The Peabey the Polar Bear pattern, however, is up and ready for download in my Ravelry Shop or on Knit Picks (where you can order the yarn at the same time--one skein of their sport-weight organic cotton is enough to make two cute little bears!), if you want to get started on your holiday knitting. Who isn't dreaming about white Xmases at a time like this? And who wouldn't want a fuzzy wee polar bear peeping out of their stocking, or prowling around the menorah? Peabey's also a great baby gift for any new Virgos you may know--it's soft and doesn't have any small parts to choke on. Yay for no choking hazards!

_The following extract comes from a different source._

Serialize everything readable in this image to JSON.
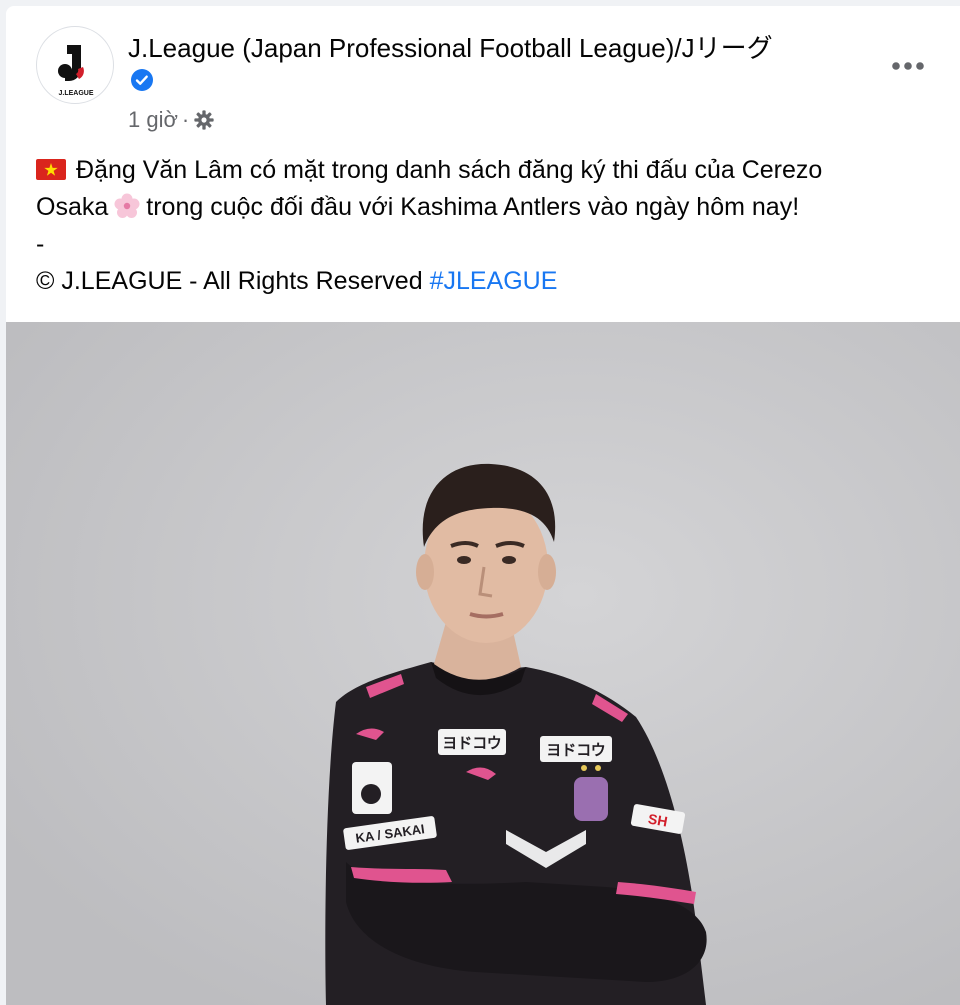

Just FYI, 50% of the proceeds from individual Peabey pattern sales will be donated to Polar Bears International and the International Association for Bear if you really hate polar bears, and supporting bear research and conservation, I guess you shouldn't buy a copy. Maybe you're more of a dog person?

 P.S. Check out the poll I just added at the top of the page...let me know what you'd like to see from me next!